**Provided entries**

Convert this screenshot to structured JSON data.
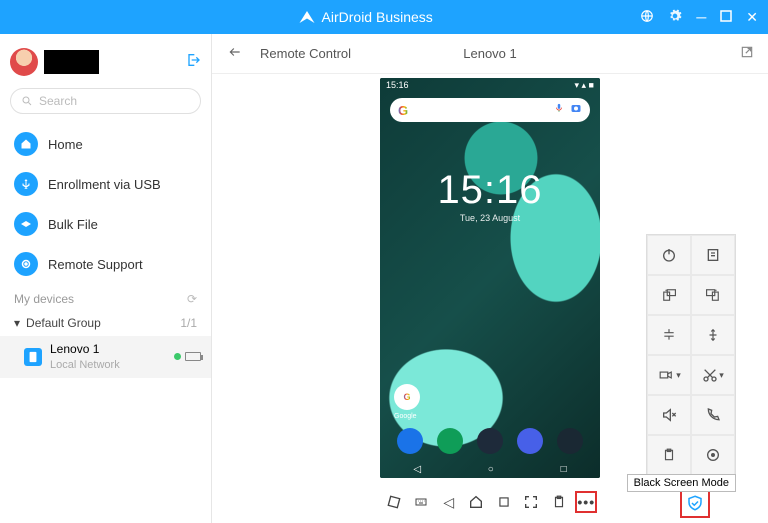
{
  "app": {
    "title": "AirDroid Business"
  },
  "sidebar": {
    "search_placeholder": "Search",
    "nav": [
      {
        "label": "Home"
      },
      {
        "label": "Enrollment via USB"
      },
      {
        "label": "Bulk File"
      },
      {
        "label": "Remote Support"
      }
    ],
    "devices_label": "My devices",
    "group": {
      "name": "Default Group",
      "count": "1/1"
    },
    "device": {
      "name": "Lenovo 1",
      "network": "Local Network"
    }
  },
  "header": {
    "section": "Remote Control",
    "device_name": "Lenovo 1"
  },
  "phone": {
    "status_time": "15:16",
    "clock_time": "15:16",
    "clock_date": "Tue, 23 August",
    "google_label": "Google"
  },
  "tooltip": "Black Screen Mode",
  "side_panel_tools": [
    "power",
    "files",
    "rotate-left",
    "rotate-right",
    "volume-down",
    "volume-up",
    "record",
    "cut",
    "mute",
    "call",
    "clipboard",
    "location"
  ]
}
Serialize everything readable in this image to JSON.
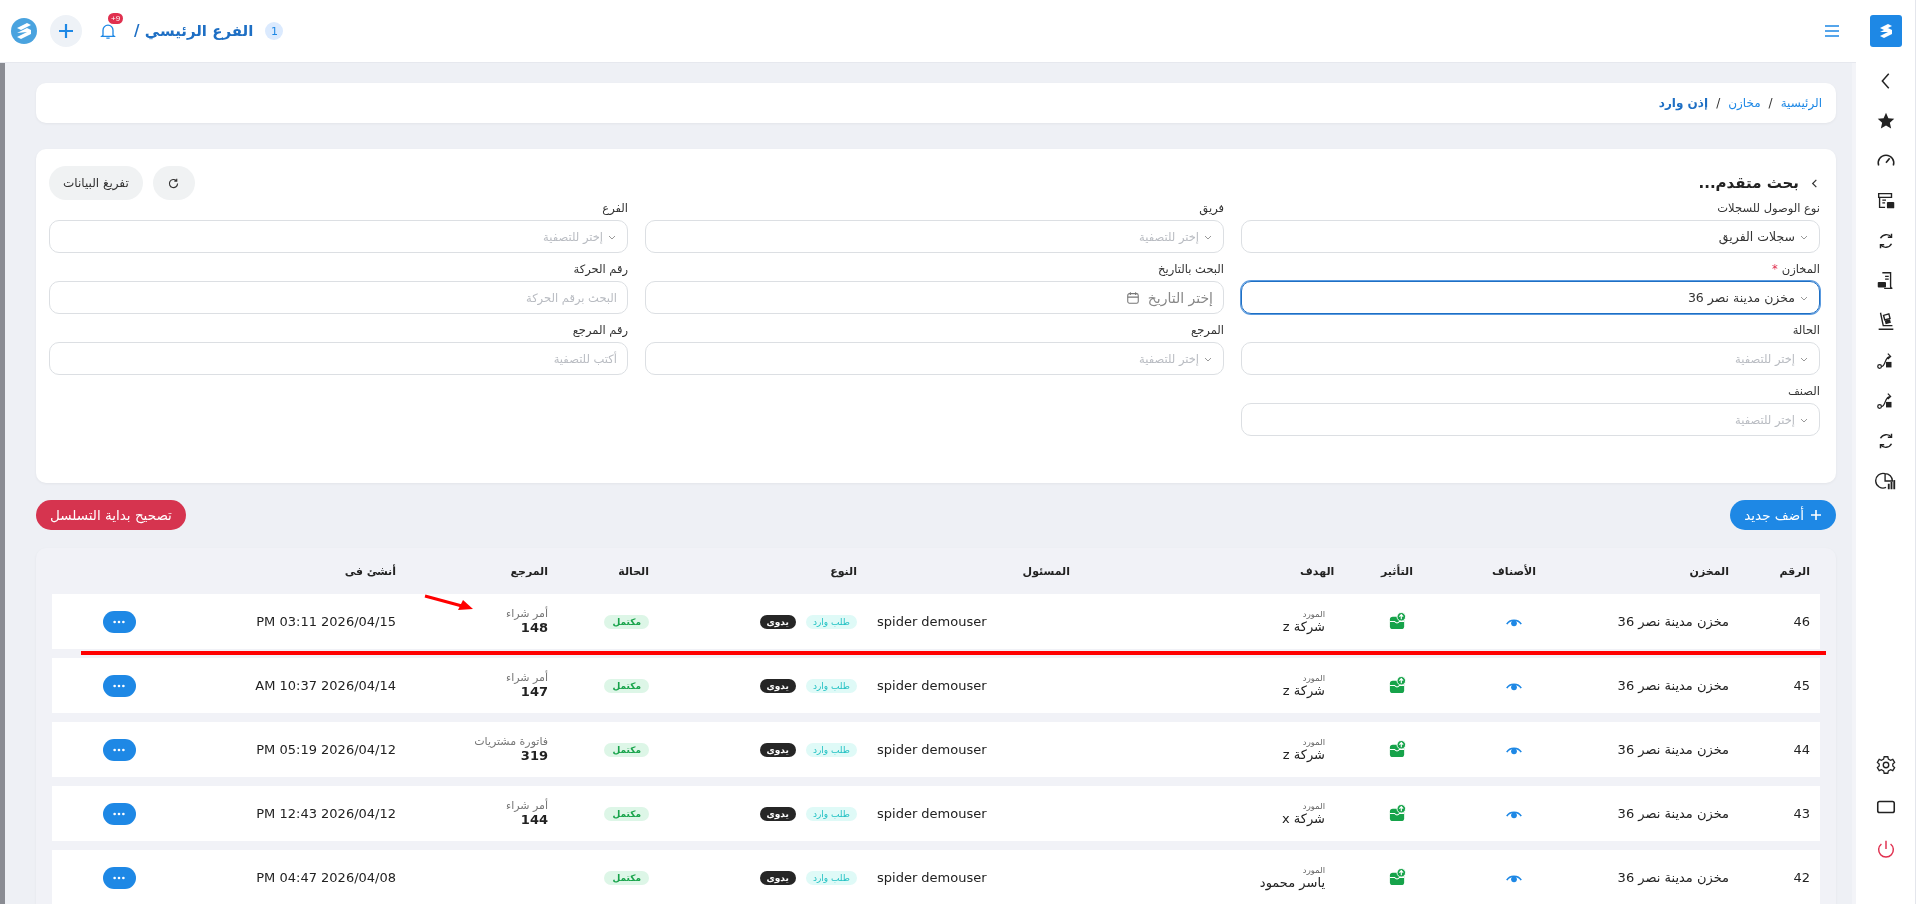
{
  "topbar": {
    "branch_count": "1",
    "branch": "الفرع الرئيسي /",
    "notifications": "+9"
  },
  "breadcrumb_separator": "/",
  "breadcrumb": [
    {
      "label": "الرئيسية",
      "current": false
    },
    {
      "label": "مخازن",
      "current": false
    },
    {
      "label": "إذن وارد",
      "current": true
    }
  ],
  "filters": {
    "title": "بحث متقدم...",
    "expanded": true,
    "clear_button": "تفريغ البيانات",
    "required_mark": "*",
    "fields": [
      {
        "label": "نوع الوصول للسجلات",
        "kind": "select",
        "value": "سجلات الفريق",
        "required": false,
        "focused": false
      },
      {
        "label": "فريق",
        "kind": "select",
        "placeholder": "إختر للتصفية",
        "required": false,
        "focused": false
      },
      {
        "label": "الفرع",
        "kind": "select",
        "placeholder": "إختر للتصفية",
        "required": false,
        "focused": false
      },
      {
        "label": "المخازن",
        "kind": "select",
        "value": "مخزن مدينة نصر 36",
        "required": true,
        "focused": true
      },
      {
        "label": "البحث بالتاريخ",
        "kind": "date",
        "placeholder": "إختر التاريخ",
        "required": false,
        "focused": false
      },
      {
        "label": "رقم الحركة",
        "kind": "text",
        "placeholder": "البحث برقم الحركة",
        "required": false,
        "focused": false
      },
      {
        "label": "الحالة",
        "kind": "select",
        "placeholder": "إختر للتصفية",
        "required": false,
        "focused": false
      },
      {
        "label": "المرجع",
        "kind": "select",
        "placeholder": "إختر للتصفية",
        "required": false,
        "focused": false
      },
      {
        "label": "رقم المرجع",
        "kind": "text",
        "placeholder": "أكتب للتصفية",
        "required": false,
        "focused": false
      },
      {
        "label": "الصنف",
        "kind": "select",
        "placeholder": "إختر للتصفية",
        "required": false,
        "focused": false
      }
    ]
  },
  "actions": {
    "add": "أضف جديد",
    "fix_sequence": "تصحيح بداية التسلسل"
  },
  "table": {
    "columns": [
      "الرقم",
      "المخزن",
      "الأصناف",
      "التأثير",
      "الهدف",
      "المسئول",
      "النوع",
      "الحالة",
      "المرجع",
      "أنشئ فى"
    ],
    "rows": [
      {
        "number": "46",
        "store": "مخزن مدينة نصر 36",
        "target_label": "المورد",
        "target": "شركة z",
        "responsible": "spider demouser",
        "types": [
          {
            "label": "طلب وارد",
            "kind": "request"
          },
          {
            "label": "يدوى",
            "kind": "manual"
          }
        ],
        "status": {
          "label": "مكتمل",
          "kind": "success"
        },
        "ref_label": "أمر شراء",
        "ref": "148",
        "created": "PM 03:11 2026/04/15",
        "marked": true
      },
      {
        "number": "45",
        "store": "مخزن مدينة نصر 36",
        "target_label": "المورد",
        "target": "شركة z",
        "responsible": "spider demouser",
        "types": [
          {
            "label": "طلب وارد",
            "kind": "request"
          },
          {
            "label": "يدوى",
            "kind": "manual"
          }
        ],
        "status": {
          "label": "مكتمل",
          "kind": "success"
        },
        "ref_label": "أمر شراء",
        "ref": "147",
        "created": "AM 10:37 2026/04/14",
        "marked": false
      },
      {
        "number": "44",
        "store": "مخزن مدينة نصر 36",
        "target_label": "المورد",
        "target": "شركة z",
        "responsible": "spider demouser",
        "types": [
          {
            "label": "طلب وارد",
            "kind": "request"
          },
          {
            "label": "يدوى",
            "kind": "manual"
          }
        ],
        "status": {
          "label": "مكتمل",
          "kind": "success"
        },
        "ref_label": "فاتورة مشتريات",
        "ref": "319",
        "created": "PM 05:19 2026/04/12",
        "marked": false
      },
      {
        "number": "43",
        "store": "مخزن مدينة نصر 36",
        "target_label": "المورد",
        "target": "شركة x",
        "responsible": "spider demouser",
        "types": [
          {
            "label": "طلب وارد",
            "kind": "request"
          },
          {
            "label": "يدوى",
            "kind": "manual"
          }
        ],
        "status": {
          "label": "مكتمل",
          "kind": "success"
        },
        "ref_label": "أمر شراء",
        "ref": "144",
        "created": "PM 12:43 2026/04/12",
        "marked": false
      },
      {
        "number": "42",
        "store": "مخزن مدينة نصر 36",
        "target_label": "المورد",
        "target": "ياسر محمود",
        "responsible": "spider demouser",
        "types": [
          {
            "label": "طلب وارد",
            "kind": "request"
          },
          {
            "label": "يدوى",
            "kind": "manual"
          }
        ],
        "status": {
          "label": "مكتمل",
          "kind": "success"
        },
        "created": "PM 04:47 2026/04/08",
        "marked": false
      }
    ]
  }
}
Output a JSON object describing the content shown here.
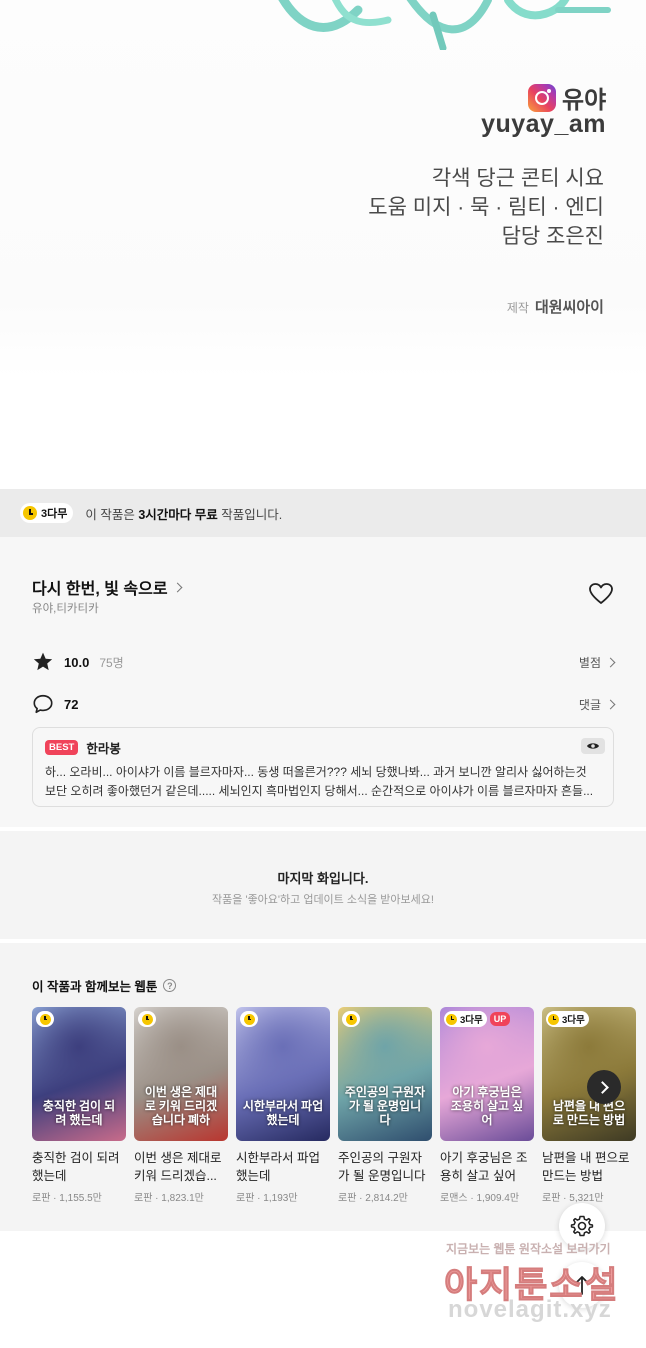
{
  "credits": {
    "instagram_name": "유야",
    "instagram_id": "yuyay_am",
    "lines": [
      "각색 당근 콘티 시요",
      "도움 미지 · 묵 · 림티 · 엔디",
      "담당  조은진"
    ],
    "production_label": "제작",
    "production_name": "대원씨아이"
  },
  "notice": {
    "badge": "3다무",
    "prefix": "이 작품은 ",
    "highlight": "3시간마다 무료",
    "suffix": " 작품입니다."
  },
  "work": {
    "title": "다시 한번, 빛 속으로",
    "author": "유야,티카티카",
    "rating": "10.0",
    "rating_count": "75명",
    "rating_link": "별점",
    "comments": "72",
    "comments_link": "댓글"
  },
  "best_comment": {
    "tag": "BEST",
    "author": "한라봉",
    "line1": "하... 오라비... 아이샤가 이름 블르자마자... 동생 떠올른거??? 세뇌 당했나봐... 과거 보니깐 알리사 싫어하는것",
    "line2": "보단 오히려 좋아했던거 같은데..... 세뇌인지 흑마법인지 당해서... 순간적으로 아이샤가 이름 블르자마자 흔들..."
  },
  "last_episode": {
    "title": "마지막 화입니다.",
    "subtitle": "작품을 '좋아요'하고 업데이트 소식을 받아보세요!"
  },
  "recommendations": {
    "title": "이 작품과 함께보는 웹툰",
    "help": "?",
    "items": [
      {
        "title": "충직한 검이 되려 했는데",
        "genre": "로판",
        "views": "1,155.5만",
        "badge": "clock",
        "cover_text": "충직한 검이 되려 했는데",
        "colors": [
          "#8fa7d8",
          "#3d3f7e",
          "#c86b8a"
        ]
      },
      {
        "title": "이번 생은 제대로 키워 드리겠습...",
        "genre": "로판",
        "views": "1,823.1만",
        "badge": "clock",
        "cover_text": "이번 생은 제대로 키워 드리겠습니다 폐하",
        "colors": [
          "#d9d6d2",
          "#9a8f86",
          "#b9362f"
        ]
      },
      {
        "title": "시한부라서 파업했는데",
        "genre": "로판",
        "views": "1,193만",
        "badge": "clock",
        "cover_text": "시한부라서 파업했는데",
        "colors": [
          "#c7c9ef",
          "#6a6fb7",
          "#262a60"
        ]
      },
      {
        "title": "주인공의 구원자가 될 운명입니다",
        "genre": "로판",
        "views": "2,814.2만",
        "badge": "clock",
        "cover_text": "주인공의 구원자가 될 운명입니다",
        "colors": [
          "#f1d074",
          "#6fa4a8",
          "#2f4e6e"
        ]
      },
      {
        "title": "아기 후궁님은 조용히 살고 싶어",
        "genre": "로맨스",
        "views": "1,909.4만",
        "badge": "3다무",
        "up": "UP",
        "cover_text": "아기 후궁님은 조용히 살고 싶어",
        "colors": [
          "#a986d9",
          "#e7a8d8",
          "#6a4c98"
        ]
      },
      {
        "title": "남편을 내 편으로 만드는 방법",
        "genre": "로판",
        "views": "5,321만",
        "badge": "3다무",
        "cover_text": "남편을 내 편으로 만드는 방법",
        "colors": [
          "#cfc38a",
          "#8c7a3a",
          "#3e3a24"
        ]
      }
    ]
  },
  "watermark": {
    "top": "지금보는 웹툰 원작소설 보러가기",
    "middle": "아지툰소설",
    "bottom": "novelagit.xyz"
  },
  "colors": {
    "notice_bg": "#ebebeb",
    "badge_yellow": "#f6c600",
    "best_red": "#f0435a",
    "title_art_teal": "#7fd3c5"
  }
}
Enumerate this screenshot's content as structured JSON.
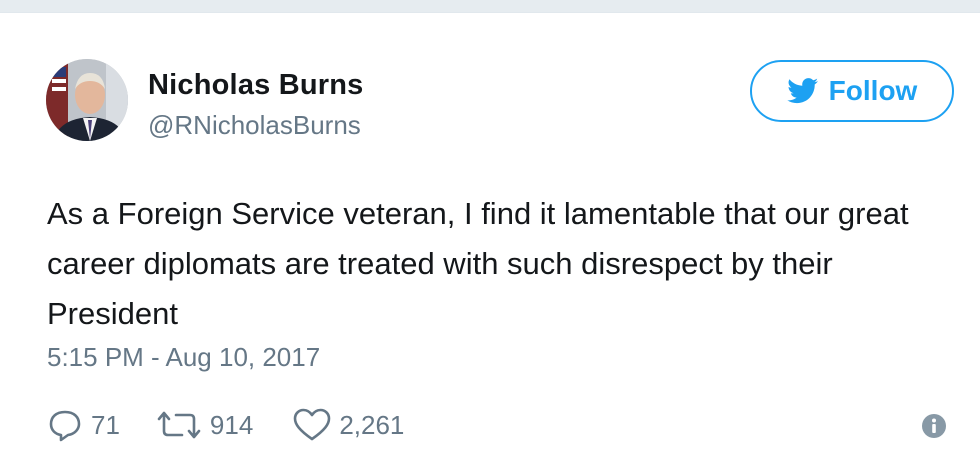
{
  "author": {
    "name": "Nicholas Burns",
    "handle": "@RNicholasBurns"
  },
  "follow_button": {
    "label": "Follow",
    "icon": "twitter-bird-icon"
  },
  "tweet": {
    "text": "As a Foreign Service veteran, I find it lamentable that our great career diplomats are treated with such disrespect by their President",
    "timestamp": "5:15 PM - Aug 10, 2017"
  },
  "actions": {
    "replies": "71",
    "retweets": "914",
    "likes": "2,261"
  },
  "colors": {
    "accent": "#1da1f2",
    "text": "#14171a",
    "muted": "#657786"
  }
}
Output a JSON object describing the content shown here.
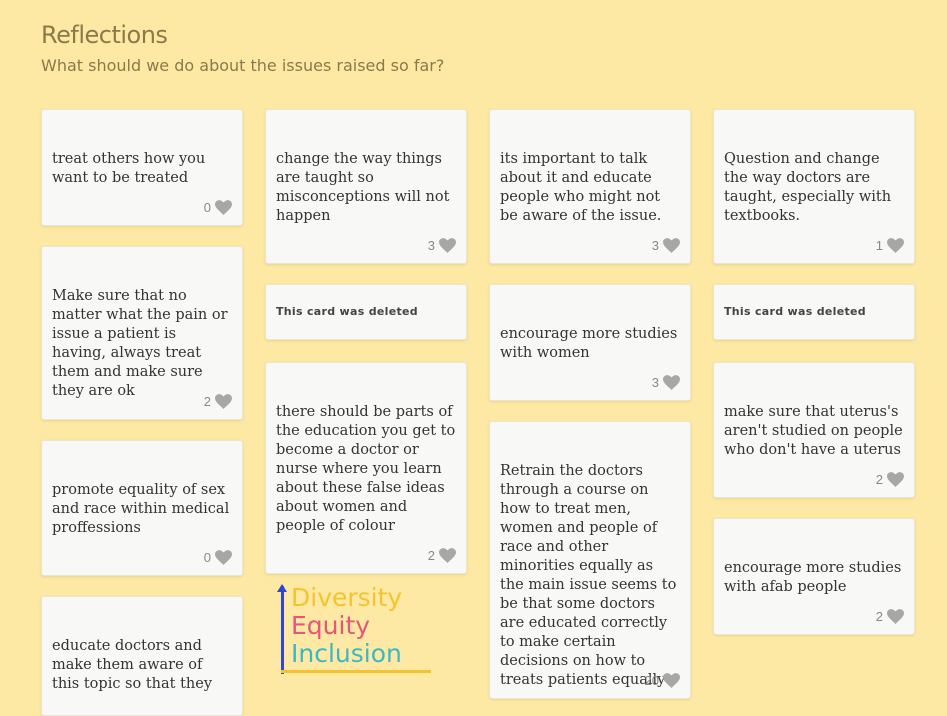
{
  "header": {
    "title": "Reflections",
    "subtitle": "What should we do about the issues raised so far?"
  },
  "cards": [
    {
      "text": "treat others how you want to be treated",
      "likes": "0"
    },
    {
      "text": "Make sure that no matter what the pain or issue a patient is having, always treat them and make sure they are ok",
      "likes": "2"
    },
    {
      "text": "promote equality of sex and race within medical proffessions",
      "likes": "0"
    },
    {
      "text": "educate doctors and make them aware of this topic so that they"
    },
    {
      "text": "change the way things are taught so misconceptions will not happen",
      "likes": "3"
    },
    {
      "text": "there should be parts of the education you get to become a doctor or nurse where you learn about these false ideas about women and people of colour",
      "likes": "2"
    },
    {
      "text": "its important to talk about it and educate people who might not be aware of the issue.",
      "likes": "3"
    },
    {
      "text": "encourage more studies with women",
      "likes": "3"
    },
    {
      "text": "Retrain the doctors through a course on how to treat men, women and people of race and other minorities equally as the main issue seems to be that some doctors are educated correctly to make certain decisions on how to treats patients equally",
      "likes": "20"
    },
    {
      "text": "Question and change the way doctors are taught, especially with textbooks.",
      "likes": "1"
    },
    {
      "text": "make sure that uterus's aren't studied on people who don't have a uterus",
      "likes": "2"
    },
    {
      "text": "encourage more studies with afab people",
      "likes": "2"
    }
  ],
  "deleted_cards": [
    {
      "label": "This card was deleted"
    },
    {
      "label": "This card was deleted"
    }
  ],
  "logo": {
    "line1": "Diversity",
    "line2": "Equity",
    "line3": "Inclusion",
    "colors": {
      "diversity": "#f4c430",
      "equity": "#e8557a",
      "inclusion": "#3bb8c4",
      "axis": "#2f47c8"
    }
  },
  "icons": {
    "like": "heart-icon"
  },
  "colors": {
    "background": "#fde9a3",
    "title": "#8a7a4a",
    "card": "#f8f8f7",
    "heart": "#a7a7a7"
  }
}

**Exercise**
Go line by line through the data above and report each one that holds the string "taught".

**Solution for this exercise**
      "text": "change the way things are taught so misconceptions will not happen",
      "text": "Question and change the way doctors are taught, especially with textbooks.",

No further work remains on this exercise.